The iOLab wireless lab system allows one to gather experimental data in real time.
One can measure temperature, voltage, current, distance, velocity, acceleration, force, etc. using a variety of built-in or attached sensors.
A USB "dongle" must be plugged into your computer, and you must be accessing this web page through the Chrome (or edge for Windows 10) browser for this to work. Firefox and Safari will not work.
If you do not have an iOLab device, you can load and analyze any data set, by reading an arbitrary text file with two columns of numbers separated by spaces. An optional header line begins with a '!', and specifies data column names.
Data acquisition via WebSerial needs a Chrome browser version 89 or later.
Select the sensor(s) that you are interested in from the list on the left (there is no list until you connect to an iOLab), then decide on how long you want to collect the data for, and press Start. If you set the time to -1, the data acquisition will continue indefinitely, and you will need to press Stop to stop it. The data table will be filled at the end of the data acquisition, one tab per sensor, and you can save and graph it down below. The rates at which the sensors report the data vary depending on which sensor(s) are selected and the times when each sensor is measured may differ slightly between sensors.

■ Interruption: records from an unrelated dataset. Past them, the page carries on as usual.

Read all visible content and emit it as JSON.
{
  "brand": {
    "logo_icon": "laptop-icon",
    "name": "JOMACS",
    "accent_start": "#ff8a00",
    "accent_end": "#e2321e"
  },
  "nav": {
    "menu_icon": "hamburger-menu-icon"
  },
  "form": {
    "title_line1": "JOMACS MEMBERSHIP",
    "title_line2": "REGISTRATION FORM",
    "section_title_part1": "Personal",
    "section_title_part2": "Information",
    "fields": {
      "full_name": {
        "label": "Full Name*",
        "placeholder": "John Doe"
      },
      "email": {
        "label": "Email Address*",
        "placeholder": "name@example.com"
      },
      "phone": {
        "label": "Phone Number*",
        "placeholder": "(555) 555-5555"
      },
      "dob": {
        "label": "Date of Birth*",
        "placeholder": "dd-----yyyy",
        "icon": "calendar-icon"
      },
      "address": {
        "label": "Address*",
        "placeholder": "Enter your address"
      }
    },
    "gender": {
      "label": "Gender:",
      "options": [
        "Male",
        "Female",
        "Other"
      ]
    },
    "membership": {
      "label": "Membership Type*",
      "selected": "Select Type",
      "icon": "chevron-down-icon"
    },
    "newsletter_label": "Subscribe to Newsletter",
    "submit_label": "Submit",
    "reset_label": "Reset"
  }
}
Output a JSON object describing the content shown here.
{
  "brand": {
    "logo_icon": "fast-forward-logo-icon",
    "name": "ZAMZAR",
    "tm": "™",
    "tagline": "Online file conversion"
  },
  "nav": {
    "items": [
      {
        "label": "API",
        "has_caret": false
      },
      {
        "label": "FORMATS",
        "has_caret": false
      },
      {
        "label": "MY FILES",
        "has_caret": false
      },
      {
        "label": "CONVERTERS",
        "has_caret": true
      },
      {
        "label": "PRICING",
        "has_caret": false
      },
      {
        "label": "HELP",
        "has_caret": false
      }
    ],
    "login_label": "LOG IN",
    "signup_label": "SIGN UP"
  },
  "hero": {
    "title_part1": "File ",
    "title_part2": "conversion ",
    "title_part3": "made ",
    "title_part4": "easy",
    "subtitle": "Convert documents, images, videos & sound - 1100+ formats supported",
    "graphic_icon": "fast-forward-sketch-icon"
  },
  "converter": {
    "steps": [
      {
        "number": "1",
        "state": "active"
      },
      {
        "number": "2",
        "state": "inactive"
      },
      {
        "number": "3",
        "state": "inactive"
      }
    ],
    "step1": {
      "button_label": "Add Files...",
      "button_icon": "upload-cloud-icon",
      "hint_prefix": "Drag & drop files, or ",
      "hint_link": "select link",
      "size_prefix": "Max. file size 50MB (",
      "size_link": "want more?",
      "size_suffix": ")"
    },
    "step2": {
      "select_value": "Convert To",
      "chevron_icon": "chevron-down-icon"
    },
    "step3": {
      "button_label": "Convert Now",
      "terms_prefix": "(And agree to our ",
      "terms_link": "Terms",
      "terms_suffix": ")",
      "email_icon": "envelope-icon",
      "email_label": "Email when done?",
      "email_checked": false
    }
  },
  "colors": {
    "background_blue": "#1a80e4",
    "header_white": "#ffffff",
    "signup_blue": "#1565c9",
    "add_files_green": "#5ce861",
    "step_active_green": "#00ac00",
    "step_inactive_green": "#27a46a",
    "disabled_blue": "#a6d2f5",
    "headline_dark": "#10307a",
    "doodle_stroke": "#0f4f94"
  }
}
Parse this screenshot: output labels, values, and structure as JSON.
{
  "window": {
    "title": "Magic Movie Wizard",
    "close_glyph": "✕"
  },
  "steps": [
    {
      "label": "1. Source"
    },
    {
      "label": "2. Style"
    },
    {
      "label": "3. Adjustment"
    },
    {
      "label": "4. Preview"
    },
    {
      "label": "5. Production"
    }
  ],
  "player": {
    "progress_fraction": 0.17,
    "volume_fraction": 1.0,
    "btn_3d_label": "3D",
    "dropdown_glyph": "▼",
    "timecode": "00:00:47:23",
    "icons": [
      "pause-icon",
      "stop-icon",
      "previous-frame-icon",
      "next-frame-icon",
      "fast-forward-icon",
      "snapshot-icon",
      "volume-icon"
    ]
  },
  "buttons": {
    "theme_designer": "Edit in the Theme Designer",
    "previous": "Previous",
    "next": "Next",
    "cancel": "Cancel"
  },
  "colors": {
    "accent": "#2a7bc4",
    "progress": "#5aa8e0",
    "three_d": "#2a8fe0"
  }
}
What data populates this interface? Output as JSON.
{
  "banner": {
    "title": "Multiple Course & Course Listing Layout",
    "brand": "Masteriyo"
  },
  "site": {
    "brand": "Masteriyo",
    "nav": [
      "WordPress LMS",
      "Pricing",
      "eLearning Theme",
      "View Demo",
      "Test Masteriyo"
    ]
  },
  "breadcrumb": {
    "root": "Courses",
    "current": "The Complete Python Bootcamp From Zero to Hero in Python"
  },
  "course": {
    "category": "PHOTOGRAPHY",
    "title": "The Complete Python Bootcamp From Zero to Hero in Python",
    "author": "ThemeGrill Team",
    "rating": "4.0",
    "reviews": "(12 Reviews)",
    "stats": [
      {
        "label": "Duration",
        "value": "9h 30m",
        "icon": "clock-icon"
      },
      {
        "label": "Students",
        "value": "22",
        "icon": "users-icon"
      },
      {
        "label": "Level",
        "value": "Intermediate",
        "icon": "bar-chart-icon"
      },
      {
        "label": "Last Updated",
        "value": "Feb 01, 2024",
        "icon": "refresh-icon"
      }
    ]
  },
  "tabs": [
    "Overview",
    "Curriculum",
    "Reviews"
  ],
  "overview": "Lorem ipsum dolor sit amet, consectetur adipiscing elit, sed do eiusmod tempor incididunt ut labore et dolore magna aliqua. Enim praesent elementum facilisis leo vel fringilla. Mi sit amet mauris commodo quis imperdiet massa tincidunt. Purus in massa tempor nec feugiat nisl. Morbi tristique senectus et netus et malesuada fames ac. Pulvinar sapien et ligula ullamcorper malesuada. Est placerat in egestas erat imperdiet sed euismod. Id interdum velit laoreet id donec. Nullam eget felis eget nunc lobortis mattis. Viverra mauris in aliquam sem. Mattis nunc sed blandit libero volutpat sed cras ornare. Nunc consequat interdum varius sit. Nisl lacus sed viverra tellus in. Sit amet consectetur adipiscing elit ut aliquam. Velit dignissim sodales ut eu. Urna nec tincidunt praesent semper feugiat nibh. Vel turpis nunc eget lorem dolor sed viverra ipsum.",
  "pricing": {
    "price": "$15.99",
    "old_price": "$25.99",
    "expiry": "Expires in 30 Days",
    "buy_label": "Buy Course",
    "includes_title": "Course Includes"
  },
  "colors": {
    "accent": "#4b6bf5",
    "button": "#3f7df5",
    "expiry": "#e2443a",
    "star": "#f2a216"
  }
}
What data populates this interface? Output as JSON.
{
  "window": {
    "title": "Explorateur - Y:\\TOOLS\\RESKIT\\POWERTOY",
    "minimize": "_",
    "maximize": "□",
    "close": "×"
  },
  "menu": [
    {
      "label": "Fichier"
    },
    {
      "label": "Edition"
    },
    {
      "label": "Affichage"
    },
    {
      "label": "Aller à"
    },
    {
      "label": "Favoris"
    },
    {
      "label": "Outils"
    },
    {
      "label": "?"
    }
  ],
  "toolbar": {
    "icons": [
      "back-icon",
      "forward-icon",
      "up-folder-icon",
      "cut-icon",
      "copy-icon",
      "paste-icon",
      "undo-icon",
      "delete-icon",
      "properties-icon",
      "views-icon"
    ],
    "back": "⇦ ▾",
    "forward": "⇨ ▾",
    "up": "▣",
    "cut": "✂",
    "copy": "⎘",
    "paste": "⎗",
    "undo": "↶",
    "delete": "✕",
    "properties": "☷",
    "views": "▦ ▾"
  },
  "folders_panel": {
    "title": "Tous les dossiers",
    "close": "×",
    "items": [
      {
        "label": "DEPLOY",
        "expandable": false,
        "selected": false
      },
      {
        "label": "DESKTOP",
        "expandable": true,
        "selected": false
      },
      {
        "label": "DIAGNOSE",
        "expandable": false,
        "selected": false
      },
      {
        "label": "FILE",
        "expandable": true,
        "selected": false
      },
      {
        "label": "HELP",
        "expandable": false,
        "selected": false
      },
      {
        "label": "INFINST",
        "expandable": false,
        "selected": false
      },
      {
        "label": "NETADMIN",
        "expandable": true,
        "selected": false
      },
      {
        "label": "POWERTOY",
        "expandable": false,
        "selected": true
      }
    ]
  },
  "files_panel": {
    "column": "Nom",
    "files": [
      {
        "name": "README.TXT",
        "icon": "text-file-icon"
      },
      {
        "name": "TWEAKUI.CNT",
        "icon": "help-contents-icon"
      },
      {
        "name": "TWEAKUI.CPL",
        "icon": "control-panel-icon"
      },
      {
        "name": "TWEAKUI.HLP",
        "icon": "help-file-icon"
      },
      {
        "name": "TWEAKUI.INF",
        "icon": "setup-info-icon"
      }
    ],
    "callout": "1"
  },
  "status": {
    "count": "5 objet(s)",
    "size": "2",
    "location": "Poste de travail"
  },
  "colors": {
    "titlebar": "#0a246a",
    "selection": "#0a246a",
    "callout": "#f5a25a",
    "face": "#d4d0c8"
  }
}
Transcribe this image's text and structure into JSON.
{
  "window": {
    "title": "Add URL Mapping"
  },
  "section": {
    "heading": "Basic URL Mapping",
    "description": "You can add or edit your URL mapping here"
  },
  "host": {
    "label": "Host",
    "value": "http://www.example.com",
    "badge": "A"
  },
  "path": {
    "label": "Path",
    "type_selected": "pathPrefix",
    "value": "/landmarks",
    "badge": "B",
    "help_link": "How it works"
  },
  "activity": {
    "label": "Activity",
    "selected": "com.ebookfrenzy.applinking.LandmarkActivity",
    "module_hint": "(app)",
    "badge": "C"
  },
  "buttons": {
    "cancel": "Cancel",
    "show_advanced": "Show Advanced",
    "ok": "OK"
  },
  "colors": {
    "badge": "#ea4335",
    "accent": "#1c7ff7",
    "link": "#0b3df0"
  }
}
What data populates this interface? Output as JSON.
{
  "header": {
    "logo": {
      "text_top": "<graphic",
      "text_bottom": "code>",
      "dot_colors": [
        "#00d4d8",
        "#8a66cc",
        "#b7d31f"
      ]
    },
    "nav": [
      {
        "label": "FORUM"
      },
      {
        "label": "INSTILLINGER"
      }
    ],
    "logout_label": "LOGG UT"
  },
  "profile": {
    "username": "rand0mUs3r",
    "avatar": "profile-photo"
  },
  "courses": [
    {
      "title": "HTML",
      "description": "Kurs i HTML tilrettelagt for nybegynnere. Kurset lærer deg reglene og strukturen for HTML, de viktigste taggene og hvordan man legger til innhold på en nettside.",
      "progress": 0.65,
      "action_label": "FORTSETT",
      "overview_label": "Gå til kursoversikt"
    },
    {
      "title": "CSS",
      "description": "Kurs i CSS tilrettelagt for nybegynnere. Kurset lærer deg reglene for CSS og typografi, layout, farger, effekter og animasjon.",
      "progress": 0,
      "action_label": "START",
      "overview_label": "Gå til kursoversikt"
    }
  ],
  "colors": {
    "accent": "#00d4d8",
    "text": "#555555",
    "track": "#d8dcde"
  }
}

Collecting new data will overwrite all previously collected data, so be sure to save it to a file first (the Download button below the data table), a file for each sensor separately or one merged dataset for all sensors together, resampled to a common timeline.
Disconnectng from the iOLab device turns it off to save battery power, and you will need to press its On button before you can Connect again. After fifteen minutes of idling, iOLab will be powered off automatically. Change batteries promptly when warnings of low battery voltage are shown: some sensors report invalid data when this voltage is too low.
The calibration data are saved within your browser, so the next time you connect to the same iOLab device, previously used values should be restored, but they may no longer be valid. For best results, re-calibrate sensors before each set of measurements. To reset to the uncalibrated default scales first, replace the values below with zeroes.
Local g= m/s2,
local BEarth= μT
Force (acquire some data before pressing each): with no force applied to
then measure the weight of a
-g mass to
Accelerometer, Magnetometer and Gyroscope:
1 / 6
Place the IOLab remote x-axis up on a horizontal surface, then press Next and do not change orientation for 2 seconds.
2 / 6
Place the IOLab remote x-axis down on a horizontal surface, then press Next and do not change orientation for 2 seconds.
3 / 6
Place the IOLab remote y-axis up on a horizontal surface, then press Next and do not change orientation for 2 seconds.
4 / 6
Place the IOLab remote y-axis down on a horizontal surface, then press Next and do not change orientation for 2 seconds.
5 / 6
Place the IOLab remote z-axis up on a horizontal surface, then press Next and do not change orientation for 2 seconds.
6 / 6
Place the IOLab remote z-axis down on a horizontal surface, then press Next and do not change orientation for 2 seconds.
Report after decimal
Live Display every 1 / data
Download graph as:
Override:X labelY labelTitle
Place the range finder at a "true" distance from a target (use the distances in the first column, or specify your own);
then click 'measure' to get the raw time-of-flight (in μs). Once the table has at least three data points, press 'fit' to calibrate.
Select the function to fit to the data from the drop-down menu, or type your own expression. Typical math expressions are recognized, including abs(), sqrt(), exp(), ln(), sin(), cos(), tan(), atan(), etc. For xn use power(x,n) or x**n. Be sure to match the number of specified starting values to the expression used, and blank out the unused variables.
The fits are performed using a generalized non-linear least squares minimization, which requires that a set of reasonable approximate values for all fit parameters be specified. If your fit fails, review the graph and adjust the starting values for the parameters in use. Sometimes increasing the max number of iterations may be helpful.